As we approach the All-Star break in the Association, fantasy owners can pretty much guarantee that the numbers your players are putting up aren't going to change much. A few teams already have played 50 or more games, so what you see is what you get.
What are the most surprising numbers on the board, and is there any reason to worry about them continuing? I usually write this topical blog earlier in the season, but even now in the final week of the "mythical" first half (we're well past the midway point of the season), let's take a category-by-category look at the biggest shocker in the cumulative stats.

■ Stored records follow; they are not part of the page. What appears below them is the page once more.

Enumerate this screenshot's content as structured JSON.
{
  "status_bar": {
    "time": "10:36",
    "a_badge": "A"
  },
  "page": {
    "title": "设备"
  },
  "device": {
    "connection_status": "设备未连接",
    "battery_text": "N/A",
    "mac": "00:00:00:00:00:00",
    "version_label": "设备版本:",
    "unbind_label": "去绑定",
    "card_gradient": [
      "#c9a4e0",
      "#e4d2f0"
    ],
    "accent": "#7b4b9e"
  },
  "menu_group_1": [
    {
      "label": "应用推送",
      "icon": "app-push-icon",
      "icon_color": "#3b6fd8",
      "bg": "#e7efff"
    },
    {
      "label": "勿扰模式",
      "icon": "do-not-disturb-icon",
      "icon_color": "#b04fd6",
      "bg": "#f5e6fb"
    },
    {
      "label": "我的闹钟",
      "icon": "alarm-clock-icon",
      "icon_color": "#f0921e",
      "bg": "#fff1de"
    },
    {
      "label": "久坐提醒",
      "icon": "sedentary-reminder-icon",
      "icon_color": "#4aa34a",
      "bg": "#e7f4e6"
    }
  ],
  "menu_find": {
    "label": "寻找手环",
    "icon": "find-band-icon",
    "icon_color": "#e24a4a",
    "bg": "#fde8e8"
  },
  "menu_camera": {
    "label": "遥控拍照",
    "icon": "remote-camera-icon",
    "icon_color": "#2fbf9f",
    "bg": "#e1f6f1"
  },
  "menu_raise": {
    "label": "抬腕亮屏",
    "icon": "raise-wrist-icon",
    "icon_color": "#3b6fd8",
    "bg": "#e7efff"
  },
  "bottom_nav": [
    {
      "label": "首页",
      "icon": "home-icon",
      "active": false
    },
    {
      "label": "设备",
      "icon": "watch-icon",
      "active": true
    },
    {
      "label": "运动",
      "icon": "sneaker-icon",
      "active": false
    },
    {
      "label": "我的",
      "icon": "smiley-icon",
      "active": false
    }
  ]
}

Richard Jefferson, Nets (points): He's not the only surprise among the top-10 scorers at 23.5 points per game, but where did this come from? A year ago, Jefferson averaged 16.3 points before his season was truncated with ankle problems. The most points he has averaged in a season was 22.2 back in 2004-05, which was the same season Vince Carter joined up a month in and averaged 27.5 points as a Net. Jefferson still isn't an elite fantasy option, offering little in rebounds, assists, 3s and field-goal percentage, and it's reflected in his moribund No. 56 rank on our Player Rater, the worst of any top-10 scorer. OK, so he's not having a great fantasy season, but only five players are averaging more points than Jefferson, and that has value. If Jason Kidd gets sent elsewhere before the trade deadline, it would affect Jefferson adversely; there might not be a better passer in the league. However, that doesn't mean Jefferson's point-per-game production will drop below 20 points per game. Who else later: Gerald Wallace, No. 18 in scoring, keeps adding three or more points per game to his scoring average, going from 11.1 in 2004-05 to 15.2 to 18.1 to its current 21.2. Next year, 25 points per game!
Chris Kaman, Clippers (rebounds): Kaman was a helpful player the past few seasons, even if he hadn't reached his full potential. Honestly, did you think his "potential" included 13.6 rebounds per game? How many players have that much potential? As we saw in the fascinating "Outside the Lines" piece on Kaman a month ago, the center believes his misdiagnosis for attention deficit disorder (ADD) played a role in holding him back, and now that he has figured it all out, he's a fantasy monster! Kaman has been the bright spot on a not-so-bright Clippers outfit, and next year when Elton Brand is back to hog the rebounds, maybe Kaman will go back down to eight or nine boards per game. For now he's the No. 3 rebounder in the league, and No. 25 on the Rater. Marcus Camby is the No. 2 rebounder, which isn't shocking; it's just surprising he has stayed healthy this long. And I must admit I didn't think Al Jefferson was good for 12-plus boards per night. Who else later: Well, I sure thought Kevin Garnett would be a top-5 rebounder. He's No. 13, tied with Andris Biedrins. Al Horford at No. 16 is nice, and more proof that nobody wants their starting center to be named Zaza.
Jose Calderon, Raptors (assists): Jamaal Tinsley is a pretty big surprise as well, but in a Camby sort of way. The guy can play ball; his problem has been his health. Calderon's problem was T.J. Ford, and it might still be, but for now Calderon is No. 5 in dimes with 8.8 per game, and as a starter, it's a Kidd-like 10 per game. For those in turnover leagues, note that Calderon has the lowest number of turnovers of anyone in the top 25 in assists, a stupefying 5.58 assists per turnover. Ford is back, and he delivered 13 assists in 21 minutes Sunday off the bench, but Calderon had 10, and made all his field goals and free throws. Who else later: Earl Watson isn't a great fantasy option, and he's still available in 75 percent of ESPN leagues, but only 14 players average more assists per game. Watson also delivered a triple-double two games ago.
Ronnie Brewer, Jazz (steals): The No. 9 thief in the league has made major strides as a sophomore, though he's still an asset mainly in just two categories for fantasy owners (field-goal percentage and steals). But he's still worth owning. So far in February, Brewer is getting three steals per game and making 58 percent of his field-goal attempts. It's easier to overlook the 11.5 points and 2.8 rebounds when a guy starts the month with five and four steals, respectively. Brewer missed Utah's past two games with a bruised tailbone and might miss a few more, but if you need steals, consider him after the All-Star break. Who else later: Josh Smith has raised his scoring and blocks, but to jump his steals from 1.4 to 2.0 is a neat trick. This guy deserves consideration for top defensive player honors. Camby has the blocks, but not the steals.